AVC: "Crystal Visions" really stands out on the album, both sonically and lyrically. How did it come about?

RF: It's the first song we ever wrote and recorded together. We ran a guitar part through two huge Marshall stacks and got so excited by the results that we just went wild, creating this enormous psychedelic thing that was really lush and phantasmagorical, yet also really aggressive. We felt that we had to give it the most surreal, hedonistic lyrics we could come up with. I love playing that song live; it's probably my favorite. Every time, it makes me feel as if I'm in one of the great psychedelic bands of yore. It transports me to a different dimension.

AVC: Why do you think the press dwells on your alcohol and drug consumption?

RF: I've often wondered the very same thing. People need a story, I suppose, and gossip is such a big thing. But from what I can tell, we don't party any harder than anybody else. I can't help but attribute it to lazy journalism. It's the same with so many writers pegging us as a shoegaze band. Sure, we've listened to My Bloody Valentine. But when I think of shoegaze as a movement, I think of watery vocals, drums buried way back in the mix. It's pretty much antithetical to what we do.


AVC: Although A Brief History Of Love couldn't be less political, you have a history of playing in highly political bands. What's your agenda?
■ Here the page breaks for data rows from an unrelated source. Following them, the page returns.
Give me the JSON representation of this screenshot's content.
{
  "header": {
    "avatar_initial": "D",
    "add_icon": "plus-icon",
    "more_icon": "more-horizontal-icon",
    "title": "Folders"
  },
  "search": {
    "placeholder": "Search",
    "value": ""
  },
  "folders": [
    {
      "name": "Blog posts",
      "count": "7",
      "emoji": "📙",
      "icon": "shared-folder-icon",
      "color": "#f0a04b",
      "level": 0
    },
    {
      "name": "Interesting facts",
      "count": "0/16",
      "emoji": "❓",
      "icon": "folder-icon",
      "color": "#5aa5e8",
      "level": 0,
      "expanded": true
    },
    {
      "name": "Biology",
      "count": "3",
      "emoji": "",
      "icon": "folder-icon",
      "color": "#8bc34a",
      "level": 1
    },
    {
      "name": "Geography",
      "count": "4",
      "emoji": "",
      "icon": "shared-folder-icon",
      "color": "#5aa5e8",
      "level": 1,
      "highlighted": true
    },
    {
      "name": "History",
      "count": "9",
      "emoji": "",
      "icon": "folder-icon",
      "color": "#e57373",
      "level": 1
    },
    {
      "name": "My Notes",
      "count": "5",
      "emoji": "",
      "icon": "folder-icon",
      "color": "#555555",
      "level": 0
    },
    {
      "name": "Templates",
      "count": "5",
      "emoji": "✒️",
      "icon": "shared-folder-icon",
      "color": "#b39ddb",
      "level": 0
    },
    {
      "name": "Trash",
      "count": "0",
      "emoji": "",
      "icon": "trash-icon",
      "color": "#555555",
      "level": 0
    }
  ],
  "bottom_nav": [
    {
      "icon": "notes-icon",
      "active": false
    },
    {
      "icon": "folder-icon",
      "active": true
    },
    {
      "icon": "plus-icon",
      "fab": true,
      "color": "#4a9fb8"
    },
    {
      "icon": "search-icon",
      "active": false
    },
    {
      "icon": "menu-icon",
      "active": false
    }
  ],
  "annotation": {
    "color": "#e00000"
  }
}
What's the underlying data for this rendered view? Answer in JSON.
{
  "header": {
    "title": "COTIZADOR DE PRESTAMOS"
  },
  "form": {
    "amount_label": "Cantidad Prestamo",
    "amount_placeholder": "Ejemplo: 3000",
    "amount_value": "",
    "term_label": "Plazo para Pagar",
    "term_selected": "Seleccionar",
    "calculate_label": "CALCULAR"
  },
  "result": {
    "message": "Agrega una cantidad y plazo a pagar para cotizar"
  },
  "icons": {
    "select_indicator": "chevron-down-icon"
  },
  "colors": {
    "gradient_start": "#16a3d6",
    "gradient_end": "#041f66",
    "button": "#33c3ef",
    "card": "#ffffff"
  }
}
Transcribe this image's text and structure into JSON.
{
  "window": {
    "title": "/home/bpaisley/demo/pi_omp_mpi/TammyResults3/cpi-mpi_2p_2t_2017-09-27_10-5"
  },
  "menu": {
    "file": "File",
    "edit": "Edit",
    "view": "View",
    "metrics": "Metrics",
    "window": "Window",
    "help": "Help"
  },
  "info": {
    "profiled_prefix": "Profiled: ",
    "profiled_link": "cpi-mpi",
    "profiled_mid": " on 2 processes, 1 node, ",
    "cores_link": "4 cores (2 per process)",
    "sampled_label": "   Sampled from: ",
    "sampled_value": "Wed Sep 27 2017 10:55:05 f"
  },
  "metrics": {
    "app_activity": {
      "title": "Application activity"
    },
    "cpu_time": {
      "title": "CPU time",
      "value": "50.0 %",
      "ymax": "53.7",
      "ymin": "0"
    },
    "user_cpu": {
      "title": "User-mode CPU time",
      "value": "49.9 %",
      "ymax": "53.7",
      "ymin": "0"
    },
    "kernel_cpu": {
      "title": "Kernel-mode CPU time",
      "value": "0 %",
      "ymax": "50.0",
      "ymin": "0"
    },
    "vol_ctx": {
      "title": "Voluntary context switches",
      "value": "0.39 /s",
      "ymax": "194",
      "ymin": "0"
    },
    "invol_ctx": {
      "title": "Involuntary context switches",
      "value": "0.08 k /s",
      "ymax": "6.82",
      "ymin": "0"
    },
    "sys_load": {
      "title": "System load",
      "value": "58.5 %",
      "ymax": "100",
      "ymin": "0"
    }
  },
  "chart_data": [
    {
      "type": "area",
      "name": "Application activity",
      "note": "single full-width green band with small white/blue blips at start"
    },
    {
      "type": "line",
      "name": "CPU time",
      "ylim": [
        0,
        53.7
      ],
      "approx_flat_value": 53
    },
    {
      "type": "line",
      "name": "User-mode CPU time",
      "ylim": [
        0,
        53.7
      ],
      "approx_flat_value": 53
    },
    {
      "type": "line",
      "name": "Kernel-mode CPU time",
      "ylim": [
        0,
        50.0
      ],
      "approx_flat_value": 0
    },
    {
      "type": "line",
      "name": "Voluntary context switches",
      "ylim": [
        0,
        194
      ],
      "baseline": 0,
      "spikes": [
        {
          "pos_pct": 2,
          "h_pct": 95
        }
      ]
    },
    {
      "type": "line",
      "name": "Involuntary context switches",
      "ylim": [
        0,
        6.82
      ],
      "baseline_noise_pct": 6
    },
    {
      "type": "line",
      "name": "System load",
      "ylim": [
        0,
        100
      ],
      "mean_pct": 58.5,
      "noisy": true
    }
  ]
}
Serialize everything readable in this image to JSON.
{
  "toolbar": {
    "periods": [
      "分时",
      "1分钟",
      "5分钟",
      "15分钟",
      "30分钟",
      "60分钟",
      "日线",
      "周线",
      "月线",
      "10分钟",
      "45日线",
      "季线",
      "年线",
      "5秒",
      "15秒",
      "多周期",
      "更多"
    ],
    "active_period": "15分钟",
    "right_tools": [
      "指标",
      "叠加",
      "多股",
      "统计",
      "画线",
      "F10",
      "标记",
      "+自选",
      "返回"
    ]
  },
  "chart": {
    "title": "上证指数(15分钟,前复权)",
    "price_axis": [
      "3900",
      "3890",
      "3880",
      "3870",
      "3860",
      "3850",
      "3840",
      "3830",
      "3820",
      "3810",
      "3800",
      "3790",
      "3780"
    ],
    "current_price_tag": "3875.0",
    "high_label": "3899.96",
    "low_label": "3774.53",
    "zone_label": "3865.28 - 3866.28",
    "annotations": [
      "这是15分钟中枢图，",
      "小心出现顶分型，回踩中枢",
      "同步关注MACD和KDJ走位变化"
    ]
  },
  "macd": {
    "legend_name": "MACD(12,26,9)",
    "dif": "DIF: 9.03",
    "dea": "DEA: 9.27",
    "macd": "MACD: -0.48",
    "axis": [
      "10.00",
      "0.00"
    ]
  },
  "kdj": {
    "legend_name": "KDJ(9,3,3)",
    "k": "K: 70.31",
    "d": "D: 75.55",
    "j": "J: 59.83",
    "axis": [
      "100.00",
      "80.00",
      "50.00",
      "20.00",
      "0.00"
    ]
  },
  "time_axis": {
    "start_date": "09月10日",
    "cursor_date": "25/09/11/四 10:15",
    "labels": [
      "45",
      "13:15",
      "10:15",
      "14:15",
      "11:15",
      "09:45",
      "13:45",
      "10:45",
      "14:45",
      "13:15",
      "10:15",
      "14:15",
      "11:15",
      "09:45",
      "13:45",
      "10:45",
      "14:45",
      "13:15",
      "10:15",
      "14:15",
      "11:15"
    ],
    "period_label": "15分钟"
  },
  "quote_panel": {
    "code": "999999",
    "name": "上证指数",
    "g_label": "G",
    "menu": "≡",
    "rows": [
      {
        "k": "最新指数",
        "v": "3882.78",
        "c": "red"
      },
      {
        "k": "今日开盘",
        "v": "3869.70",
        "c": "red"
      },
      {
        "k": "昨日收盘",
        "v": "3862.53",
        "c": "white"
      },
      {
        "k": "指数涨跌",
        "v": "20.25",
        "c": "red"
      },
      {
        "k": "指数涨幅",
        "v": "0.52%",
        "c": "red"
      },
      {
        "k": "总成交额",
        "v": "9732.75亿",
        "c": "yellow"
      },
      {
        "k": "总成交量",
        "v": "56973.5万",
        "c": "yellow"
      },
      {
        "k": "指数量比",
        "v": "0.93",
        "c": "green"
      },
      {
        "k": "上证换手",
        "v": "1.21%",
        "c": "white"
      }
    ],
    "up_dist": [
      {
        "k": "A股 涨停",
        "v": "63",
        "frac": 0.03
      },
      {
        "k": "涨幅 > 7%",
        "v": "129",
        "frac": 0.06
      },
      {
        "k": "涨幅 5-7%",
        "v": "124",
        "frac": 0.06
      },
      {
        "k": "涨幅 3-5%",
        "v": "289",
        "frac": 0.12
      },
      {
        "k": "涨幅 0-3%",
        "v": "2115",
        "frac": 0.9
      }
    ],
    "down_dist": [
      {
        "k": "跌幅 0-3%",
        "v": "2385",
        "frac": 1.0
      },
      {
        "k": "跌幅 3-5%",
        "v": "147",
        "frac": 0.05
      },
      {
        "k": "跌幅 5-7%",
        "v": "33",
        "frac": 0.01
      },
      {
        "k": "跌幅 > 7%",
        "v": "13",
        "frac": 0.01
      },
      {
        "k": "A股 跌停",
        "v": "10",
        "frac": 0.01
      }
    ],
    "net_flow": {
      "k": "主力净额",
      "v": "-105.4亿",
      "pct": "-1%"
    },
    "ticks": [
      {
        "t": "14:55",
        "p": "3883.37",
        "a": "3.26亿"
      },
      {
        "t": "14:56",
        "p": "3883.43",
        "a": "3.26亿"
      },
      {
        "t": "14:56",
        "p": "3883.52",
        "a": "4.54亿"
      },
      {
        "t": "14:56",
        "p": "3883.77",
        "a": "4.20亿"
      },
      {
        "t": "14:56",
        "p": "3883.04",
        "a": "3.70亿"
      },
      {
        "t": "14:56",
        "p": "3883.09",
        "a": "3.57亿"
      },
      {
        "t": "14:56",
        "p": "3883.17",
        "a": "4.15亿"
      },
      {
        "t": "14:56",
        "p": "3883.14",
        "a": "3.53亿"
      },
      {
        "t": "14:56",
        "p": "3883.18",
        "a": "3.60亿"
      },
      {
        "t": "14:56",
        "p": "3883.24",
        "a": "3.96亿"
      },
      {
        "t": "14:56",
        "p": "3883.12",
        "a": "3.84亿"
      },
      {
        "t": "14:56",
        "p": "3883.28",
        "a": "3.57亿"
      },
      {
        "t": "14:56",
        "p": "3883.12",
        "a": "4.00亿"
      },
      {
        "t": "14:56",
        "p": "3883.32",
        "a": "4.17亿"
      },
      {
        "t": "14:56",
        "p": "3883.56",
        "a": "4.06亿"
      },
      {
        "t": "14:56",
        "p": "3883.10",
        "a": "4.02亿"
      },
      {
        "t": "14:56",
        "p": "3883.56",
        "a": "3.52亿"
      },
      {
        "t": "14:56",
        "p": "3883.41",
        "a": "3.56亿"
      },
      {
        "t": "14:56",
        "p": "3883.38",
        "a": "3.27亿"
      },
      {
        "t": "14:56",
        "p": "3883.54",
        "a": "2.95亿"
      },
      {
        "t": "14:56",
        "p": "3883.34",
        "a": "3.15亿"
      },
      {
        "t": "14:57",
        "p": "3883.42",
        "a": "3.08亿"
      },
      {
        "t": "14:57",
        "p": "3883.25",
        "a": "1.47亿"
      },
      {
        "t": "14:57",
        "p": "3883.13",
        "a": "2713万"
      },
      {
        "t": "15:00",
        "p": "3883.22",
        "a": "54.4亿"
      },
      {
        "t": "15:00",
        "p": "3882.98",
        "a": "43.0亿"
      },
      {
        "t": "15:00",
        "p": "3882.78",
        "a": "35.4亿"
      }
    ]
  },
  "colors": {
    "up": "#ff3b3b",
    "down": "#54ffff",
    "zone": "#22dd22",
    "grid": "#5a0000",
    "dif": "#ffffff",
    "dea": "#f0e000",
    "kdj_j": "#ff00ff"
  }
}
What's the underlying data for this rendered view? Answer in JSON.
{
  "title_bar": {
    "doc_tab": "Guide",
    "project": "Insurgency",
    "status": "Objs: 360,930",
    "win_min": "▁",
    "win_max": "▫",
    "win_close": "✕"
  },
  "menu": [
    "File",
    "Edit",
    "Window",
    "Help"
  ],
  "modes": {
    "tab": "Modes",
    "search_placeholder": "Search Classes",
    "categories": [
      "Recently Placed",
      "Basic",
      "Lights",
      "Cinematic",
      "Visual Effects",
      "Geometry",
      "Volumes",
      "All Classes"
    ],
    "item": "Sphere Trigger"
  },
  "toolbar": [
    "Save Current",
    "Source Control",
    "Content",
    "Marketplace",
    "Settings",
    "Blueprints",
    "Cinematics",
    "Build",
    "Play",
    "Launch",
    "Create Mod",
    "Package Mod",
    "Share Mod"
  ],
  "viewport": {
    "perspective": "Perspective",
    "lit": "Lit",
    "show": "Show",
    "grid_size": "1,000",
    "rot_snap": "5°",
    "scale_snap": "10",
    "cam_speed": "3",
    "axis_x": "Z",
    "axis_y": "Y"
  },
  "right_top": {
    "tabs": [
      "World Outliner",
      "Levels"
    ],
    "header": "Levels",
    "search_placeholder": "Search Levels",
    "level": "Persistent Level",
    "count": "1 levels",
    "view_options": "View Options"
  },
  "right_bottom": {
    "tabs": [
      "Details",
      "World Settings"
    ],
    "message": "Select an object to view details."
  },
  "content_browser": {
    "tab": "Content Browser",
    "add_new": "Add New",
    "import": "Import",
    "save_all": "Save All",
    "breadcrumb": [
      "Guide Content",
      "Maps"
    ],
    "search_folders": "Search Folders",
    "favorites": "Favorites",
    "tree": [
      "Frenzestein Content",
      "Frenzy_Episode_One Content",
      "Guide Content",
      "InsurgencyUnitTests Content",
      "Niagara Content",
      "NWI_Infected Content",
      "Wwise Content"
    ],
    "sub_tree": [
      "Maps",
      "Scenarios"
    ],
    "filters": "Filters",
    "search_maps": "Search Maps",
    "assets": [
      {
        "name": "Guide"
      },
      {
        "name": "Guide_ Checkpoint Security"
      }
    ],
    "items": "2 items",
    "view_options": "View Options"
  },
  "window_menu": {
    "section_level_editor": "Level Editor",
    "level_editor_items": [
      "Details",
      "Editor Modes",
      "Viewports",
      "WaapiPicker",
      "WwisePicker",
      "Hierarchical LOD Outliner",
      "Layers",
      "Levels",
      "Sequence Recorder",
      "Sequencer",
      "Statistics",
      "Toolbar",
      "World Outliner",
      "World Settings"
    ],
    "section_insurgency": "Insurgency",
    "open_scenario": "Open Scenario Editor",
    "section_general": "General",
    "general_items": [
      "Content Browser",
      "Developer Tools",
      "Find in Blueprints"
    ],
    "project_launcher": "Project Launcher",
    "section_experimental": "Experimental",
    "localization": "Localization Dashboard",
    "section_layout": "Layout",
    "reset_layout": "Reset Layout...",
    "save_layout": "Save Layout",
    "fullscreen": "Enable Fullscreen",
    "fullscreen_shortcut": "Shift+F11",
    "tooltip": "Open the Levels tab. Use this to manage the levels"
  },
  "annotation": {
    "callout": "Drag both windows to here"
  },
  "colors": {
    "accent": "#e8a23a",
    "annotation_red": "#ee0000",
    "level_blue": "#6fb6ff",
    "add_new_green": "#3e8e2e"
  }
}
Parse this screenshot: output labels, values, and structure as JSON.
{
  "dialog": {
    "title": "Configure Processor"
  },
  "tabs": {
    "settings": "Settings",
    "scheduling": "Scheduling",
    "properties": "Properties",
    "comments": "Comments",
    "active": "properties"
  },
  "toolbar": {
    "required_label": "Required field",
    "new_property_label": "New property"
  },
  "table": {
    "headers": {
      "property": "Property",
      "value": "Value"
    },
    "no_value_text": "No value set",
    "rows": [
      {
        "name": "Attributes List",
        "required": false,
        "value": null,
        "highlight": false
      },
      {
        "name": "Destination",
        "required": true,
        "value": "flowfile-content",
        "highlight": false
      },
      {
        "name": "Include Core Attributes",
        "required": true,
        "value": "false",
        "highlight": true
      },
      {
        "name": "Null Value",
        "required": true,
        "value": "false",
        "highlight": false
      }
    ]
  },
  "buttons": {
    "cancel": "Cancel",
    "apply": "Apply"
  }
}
RF: I do whatever I want, whenever I fucking want, and I wish everyone could live by that.